Another great thing about YouTube is how you can quickly find not just the lesson you want, but the exact part of the lesson that most concerns you. As I’ve become a more experienced home improvement expert, I may want to revisit the details of switching out a faucet but scan past the introductory section on all the types of faucets I can choose from. Better yet, I might not want to scan at all and opt for super quick videos that get right to the point. Presenting a session this way might be counterproductive (not to mention contradictory), but at the very least your lectures should be broken down and converted into highly searchable micro-learning sessions that can be made available on YouTube or Vimeo as a video, or on an internal knowledge base as a web page or collaborative wiki, or even as an automated instant message. The benefit here is multifold. Learners can get the specific piece of info they’re looking for from any device exactly when they need it. It is not only the fastest way for a human to apply newly-transferred knowledge, but perhaps also the most accurate since the knowledge is still fresh for the learner and easily updateable.
4. Be Visual
You don’t go to YouTube to read. You go to YouTube to see. It’s a big part of the appeal, but that’s not all: From a learning standpoint, visuals can improve long-term memory retention by 400 percent. But it’s more than mere aesthetics. The visual elements shouldn’t simply decorate information. As often as possible, they should relay information themselves. Take the STOP out of a stop sign, and drivers will still know what to do. Of course, if it were easy to condense volumes of complex instruction into airy designs that are as informational as they are simple and visually appealing, we’d all be doing it. But if outsourcing the graphic elements to a visual designer isn’t an option, you can make lessons more memorable simply by using images that are recognizable, emotionally powerful, and contextual.
For me, a menacing Muhammad Ali standing over a downed Sonny Liston is both recognizable and stirring. But I don’t know if a healthcare manager would have much use for it in a risk management session. Besides, it’s been done. But there are all kinds of other ways to bring visual utility and appeal to your lesson, whether it’s graphics, animation or live action, and YouTube is home to all kinds of great examples.
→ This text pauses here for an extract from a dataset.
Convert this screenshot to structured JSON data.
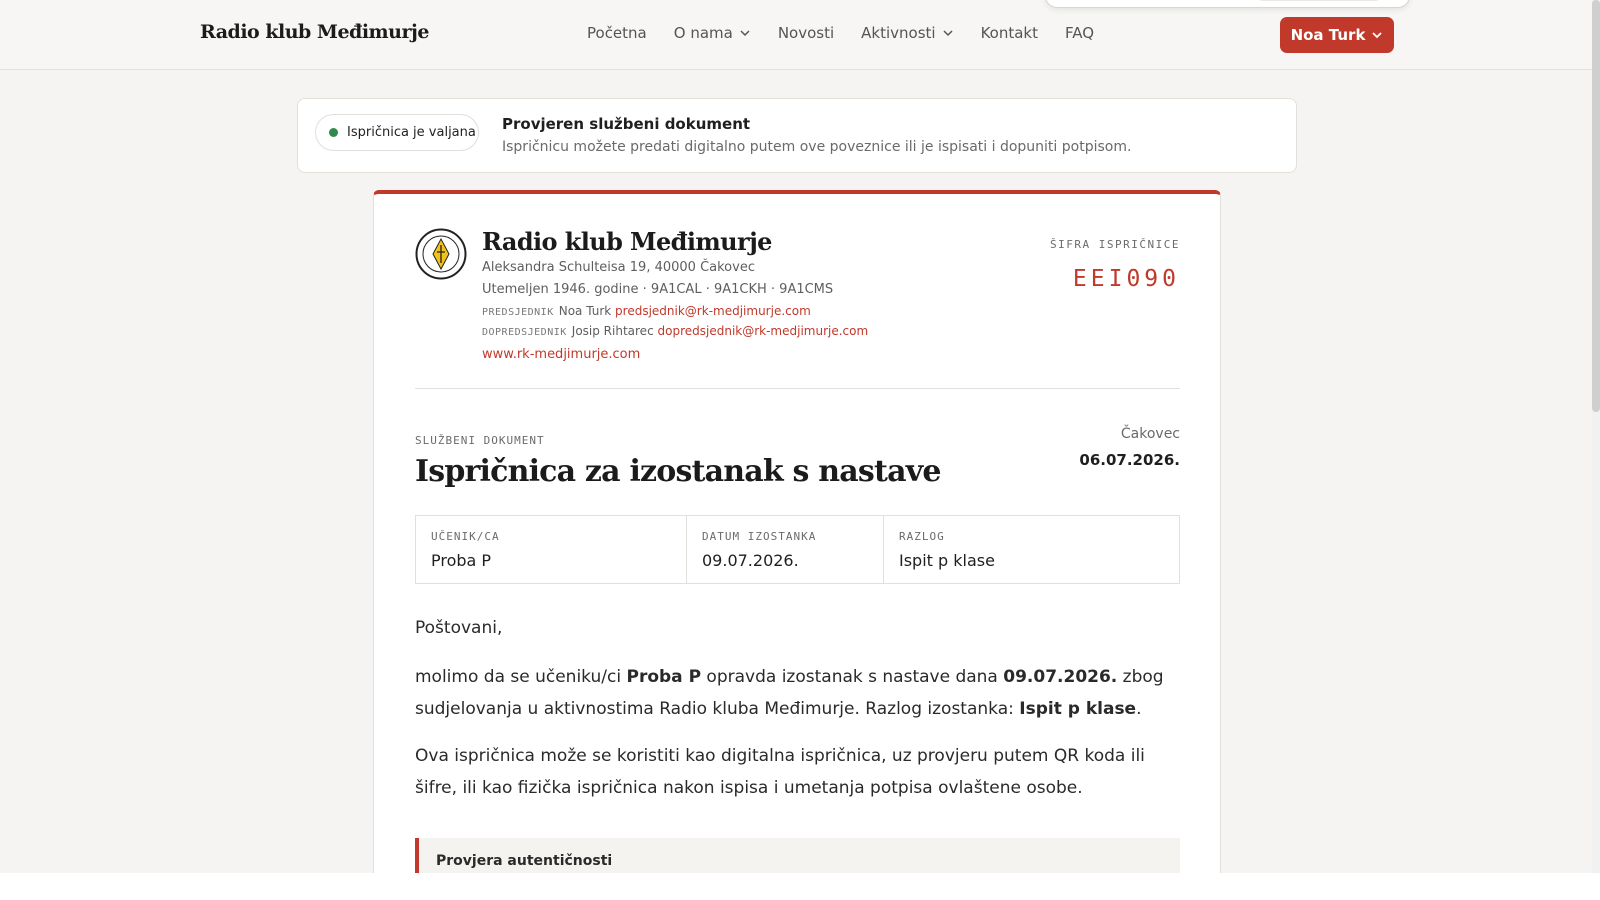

Browsing through cooking, science, life hacker, fashion, and other educational videos can provide a lot more inspiration and know-how than any text-heavy how-to blog, which oddly seem to be the only format available for guidelines on visual design in eLearning!
5. Be Funny Or, At Least, Be Fun
This last suggestion assumes, of course, that you can actually be funny. Subjecting learners to unfunny people trying to be funny isn’t the worst thing you can do, but it’s certainly not the best. But not being funny doesn’t mean not being fun—and that means getting your learners involved. Since its inception, YouTube has added a plethora of interactive features that have been used to great effect. In the beginning, we had Burger King’s Subservient Chicken and Tipp-Ex’s Shoot the Bear. Now with YouTube 360 comes a creepy virtual reality video for Paranormal Activity.
While virtual reality for eLearning is just around the bend, there are lots of ways to be more fun and interactive in your sessions. I’ve seen presenters with soft personalities bring some much needed liveliness to their sessions by drawing from the stronger personalities of their learners. With virtual classrooms, you can use gamification, role playing and more to create both rivalry and collaboration among learners. “Choose Your Own Adventure” story flow is a great way to involve learners while showing them the pitfalls and payoffs of bad and good decision-making.
Spend some time on YouTube where millions of people are brought together by their love for educating, entertaining, or both. Whether the videos you watch are good or bad, you will learn something from them.